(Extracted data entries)
-.-.-

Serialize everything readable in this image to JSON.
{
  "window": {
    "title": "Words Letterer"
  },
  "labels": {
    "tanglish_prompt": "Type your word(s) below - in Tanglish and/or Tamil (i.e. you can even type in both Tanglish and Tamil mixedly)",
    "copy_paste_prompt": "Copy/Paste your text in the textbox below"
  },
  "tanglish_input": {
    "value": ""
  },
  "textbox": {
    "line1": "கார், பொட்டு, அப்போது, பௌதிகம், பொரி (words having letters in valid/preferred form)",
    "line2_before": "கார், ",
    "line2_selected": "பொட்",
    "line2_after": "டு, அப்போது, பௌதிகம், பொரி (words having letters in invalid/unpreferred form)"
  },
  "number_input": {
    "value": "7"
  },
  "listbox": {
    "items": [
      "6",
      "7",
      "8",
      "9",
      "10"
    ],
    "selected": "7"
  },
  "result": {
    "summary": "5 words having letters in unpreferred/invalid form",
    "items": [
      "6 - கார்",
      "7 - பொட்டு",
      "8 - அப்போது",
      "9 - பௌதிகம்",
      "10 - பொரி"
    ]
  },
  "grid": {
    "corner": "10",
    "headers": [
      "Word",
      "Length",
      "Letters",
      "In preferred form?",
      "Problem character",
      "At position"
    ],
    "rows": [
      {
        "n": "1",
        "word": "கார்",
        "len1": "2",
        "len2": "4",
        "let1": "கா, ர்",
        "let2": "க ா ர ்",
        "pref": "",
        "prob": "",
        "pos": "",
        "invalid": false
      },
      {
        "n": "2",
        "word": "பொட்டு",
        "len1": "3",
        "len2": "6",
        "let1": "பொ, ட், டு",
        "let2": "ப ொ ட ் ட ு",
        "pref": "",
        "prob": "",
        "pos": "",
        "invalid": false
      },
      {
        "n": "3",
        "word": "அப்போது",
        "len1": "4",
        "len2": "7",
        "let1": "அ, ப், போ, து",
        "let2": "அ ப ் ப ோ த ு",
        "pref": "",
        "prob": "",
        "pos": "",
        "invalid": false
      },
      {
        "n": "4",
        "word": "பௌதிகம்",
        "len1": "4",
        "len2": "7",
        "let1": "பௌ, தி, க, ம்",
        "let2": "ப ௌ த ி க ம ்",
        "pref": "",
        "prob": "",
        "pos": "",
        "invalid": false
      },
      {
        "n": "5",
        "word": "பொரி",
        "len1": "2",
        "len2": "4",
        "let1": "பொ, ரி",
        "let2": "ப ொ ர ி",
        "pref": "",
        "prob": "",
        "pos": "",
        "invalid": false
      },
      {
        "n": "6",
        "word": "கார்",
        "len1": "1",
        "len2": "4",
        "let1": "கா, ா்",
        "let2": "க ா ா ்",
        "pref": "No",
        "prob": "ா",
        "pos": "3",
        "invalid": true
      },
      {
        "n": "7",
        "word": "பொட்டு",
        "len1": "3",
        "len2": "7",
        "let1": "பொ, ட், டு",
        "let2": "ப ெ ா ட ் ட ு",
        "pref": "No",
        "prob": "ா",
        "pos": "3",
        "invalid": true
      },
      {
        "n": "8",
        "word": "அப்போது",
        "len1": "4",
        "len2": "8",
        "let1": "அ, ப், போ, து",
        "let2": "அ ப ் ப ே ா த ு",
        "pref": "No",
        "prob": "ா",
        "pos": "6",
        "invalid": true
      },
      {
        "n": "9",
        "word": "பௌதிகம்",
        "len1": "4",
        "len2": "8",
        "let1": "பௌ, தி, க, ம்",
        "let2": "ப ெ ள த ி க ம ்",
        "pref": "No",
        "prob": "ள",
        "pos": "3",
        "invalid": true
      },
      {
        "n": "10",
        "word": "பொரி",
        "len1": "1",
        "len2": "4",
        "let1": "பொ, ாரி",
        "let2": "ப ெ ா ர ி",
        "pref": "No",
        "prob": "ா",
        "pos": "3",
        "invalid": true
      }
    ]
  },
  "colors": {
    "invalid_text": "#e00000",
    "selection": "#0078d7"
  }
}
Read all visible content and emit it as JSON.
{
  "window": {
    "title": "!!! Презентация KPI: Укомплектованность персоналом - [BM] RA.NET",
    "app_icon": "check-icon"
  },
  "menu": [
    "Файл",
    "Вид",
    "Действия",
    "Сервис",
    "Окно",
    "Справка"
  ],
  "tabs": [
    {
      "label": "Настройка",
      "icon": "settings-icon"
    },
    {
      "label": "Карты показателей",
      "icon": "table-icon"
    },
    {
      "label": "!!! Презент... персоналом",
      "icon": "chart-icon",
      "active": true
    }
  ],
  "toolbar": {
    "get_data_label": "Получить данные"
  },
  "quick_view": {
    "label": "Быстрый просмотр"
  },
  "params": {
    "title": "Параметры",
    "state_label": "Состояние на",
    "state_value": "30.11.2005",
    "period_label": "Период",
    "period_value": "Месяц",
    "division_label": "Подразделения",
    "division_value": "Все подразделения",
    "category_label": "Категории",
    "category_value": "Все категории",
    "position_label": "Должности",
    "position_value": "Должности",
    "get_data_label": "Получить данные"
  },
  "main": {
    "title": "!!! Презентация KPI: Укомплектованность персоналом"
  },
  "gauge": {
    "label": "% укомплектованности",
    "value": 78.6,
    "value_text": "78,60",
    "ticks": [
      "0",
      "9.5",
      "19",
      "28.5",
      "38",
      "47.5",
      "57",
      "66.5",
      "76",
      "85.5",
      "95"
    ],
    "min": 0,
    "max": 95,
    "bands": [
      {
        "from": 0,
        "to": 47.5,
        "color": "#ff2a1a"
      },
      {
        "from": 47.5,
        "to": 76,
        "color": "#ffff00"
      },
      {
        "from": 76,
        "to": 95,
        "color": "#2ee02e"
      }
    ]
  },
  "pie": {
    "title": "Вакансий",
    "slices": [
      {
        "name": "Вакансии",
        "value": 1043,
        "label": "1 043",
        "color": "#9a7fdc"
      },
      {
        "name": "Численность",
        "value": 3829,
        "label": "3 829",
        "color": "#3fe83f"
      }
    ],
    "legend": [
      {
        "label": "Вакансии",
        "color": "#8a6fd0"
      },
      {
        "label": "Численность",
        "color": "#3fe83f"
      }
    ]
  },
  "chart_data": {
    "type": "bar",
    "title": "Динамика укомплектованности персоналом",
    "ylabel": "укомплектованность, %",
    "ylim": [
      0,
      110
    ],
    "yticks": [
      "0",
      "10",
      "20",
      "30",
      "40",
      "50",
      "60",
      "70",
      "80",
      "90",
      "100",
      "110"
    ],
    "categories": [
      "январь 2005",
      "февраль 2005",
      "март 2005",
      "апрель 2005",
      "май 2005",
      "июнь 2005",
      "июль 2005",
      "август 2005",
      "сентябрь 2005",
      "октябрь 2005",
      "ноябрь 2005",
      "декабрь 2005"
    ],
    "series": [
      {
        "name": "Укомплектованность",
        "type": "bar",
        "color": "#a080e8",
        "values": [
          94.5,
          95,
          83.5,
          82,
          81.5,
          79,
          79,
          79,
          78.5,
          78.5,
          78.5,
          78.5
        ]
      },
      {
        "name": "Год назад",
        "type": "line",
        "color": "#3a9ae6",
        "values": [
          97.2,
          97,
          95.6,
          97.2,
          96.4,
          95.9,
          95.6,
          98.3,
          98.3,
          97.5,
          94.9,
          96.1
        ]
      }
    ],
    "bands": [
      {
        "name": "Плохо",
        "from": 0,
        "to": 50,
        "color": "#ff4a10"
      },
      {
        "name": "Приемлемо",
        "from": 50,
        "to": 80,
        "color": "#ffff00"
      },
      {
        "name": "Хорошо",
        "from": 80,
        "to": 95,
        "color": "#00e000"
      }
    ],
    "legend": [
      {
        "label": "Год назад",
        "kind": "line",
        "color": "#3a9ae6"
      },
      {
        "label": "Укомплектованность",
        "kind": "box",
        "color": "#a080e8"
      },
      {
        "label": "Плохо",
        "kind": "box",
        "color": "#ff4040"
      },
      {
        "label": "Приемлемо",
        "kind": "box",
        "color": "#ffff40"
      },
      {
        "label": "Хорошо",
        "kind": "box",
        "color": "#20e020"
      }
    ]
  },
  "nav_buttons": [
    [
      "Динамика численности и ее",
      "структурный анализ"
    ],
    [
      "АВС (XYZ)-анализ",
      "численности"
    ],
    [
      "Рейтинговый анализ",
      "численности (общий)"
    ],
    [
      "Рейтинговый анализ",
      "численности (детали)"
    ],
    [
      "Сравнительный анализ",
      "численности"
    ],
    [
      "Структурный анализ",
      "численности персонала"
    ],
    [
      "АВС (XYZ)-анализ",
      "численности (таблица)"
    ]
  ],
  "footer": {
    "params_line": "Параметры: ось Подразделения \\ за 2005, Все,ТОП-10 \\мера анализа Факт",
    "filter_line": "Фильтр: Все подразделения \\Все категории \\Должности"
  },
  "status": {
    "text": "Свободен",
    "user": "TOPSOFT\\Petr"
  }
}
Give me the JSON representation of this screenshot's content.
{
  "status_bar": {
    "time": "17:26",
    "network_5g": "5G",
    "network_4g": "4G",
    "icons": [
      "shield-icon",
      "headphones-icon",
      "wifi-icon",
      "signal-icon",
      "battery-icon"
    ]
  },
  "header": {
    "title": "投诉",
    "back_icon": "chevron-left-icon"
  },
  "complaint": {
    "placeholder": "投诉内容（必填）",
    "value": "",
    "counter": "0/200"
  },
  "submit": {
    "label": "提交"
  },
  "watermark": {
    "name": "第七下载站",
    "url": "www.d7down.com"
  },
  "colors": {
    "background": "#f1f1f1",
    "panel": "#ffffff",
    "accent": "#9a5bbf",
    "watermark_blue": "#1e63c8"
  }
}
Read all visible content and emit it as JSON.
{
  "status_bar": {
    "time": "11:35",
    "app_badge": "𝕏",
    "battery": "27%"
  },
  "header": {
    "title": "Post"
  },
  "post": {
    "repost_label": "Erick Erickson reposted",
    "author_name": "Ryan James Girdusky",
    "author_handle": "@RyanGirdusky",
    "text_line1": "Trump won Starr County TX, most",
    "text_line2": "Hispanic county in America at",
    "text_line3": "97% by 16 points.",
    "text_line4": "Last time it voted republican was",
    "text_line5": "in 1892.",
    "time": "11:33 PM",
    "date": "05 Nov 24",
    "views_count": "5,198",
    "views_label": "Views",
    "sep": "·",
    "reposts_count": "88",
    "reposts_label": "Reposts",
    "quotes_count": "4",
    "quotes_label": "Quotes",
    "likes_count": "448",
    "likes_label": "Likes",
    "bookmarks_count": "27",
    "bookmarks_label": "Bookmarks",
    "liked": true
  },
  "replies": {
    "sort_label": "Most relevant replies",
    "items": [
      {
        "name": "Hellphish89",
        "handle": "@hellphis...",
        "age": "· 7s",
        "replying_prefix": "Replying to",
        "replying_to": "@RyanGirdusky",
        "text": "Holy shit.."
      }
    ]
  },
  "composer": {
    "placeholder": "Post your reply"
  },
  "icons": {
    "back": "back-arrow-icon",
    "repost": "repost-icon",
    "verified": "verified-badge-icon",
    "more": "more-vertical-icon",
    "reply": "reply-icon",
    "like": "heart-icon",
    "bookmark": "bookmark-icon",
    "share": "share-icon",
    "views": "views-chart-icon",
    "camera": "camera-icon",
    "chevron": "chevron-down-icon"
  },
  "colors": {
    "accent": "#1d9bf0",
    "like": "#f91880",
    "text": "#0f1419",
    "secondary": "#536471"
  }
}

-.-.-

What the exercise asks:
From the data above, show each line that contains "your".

Task result:
    "tanglish_prompt": "Type your word(s) below - in Tanglish and/or Tamil (i.e. you can even type in both Tanglish and Tamil mixedly)",
    "copy_paste_prompt": "Copy/Paste your text in the textbox below"
    "placeholder": "Post your reply"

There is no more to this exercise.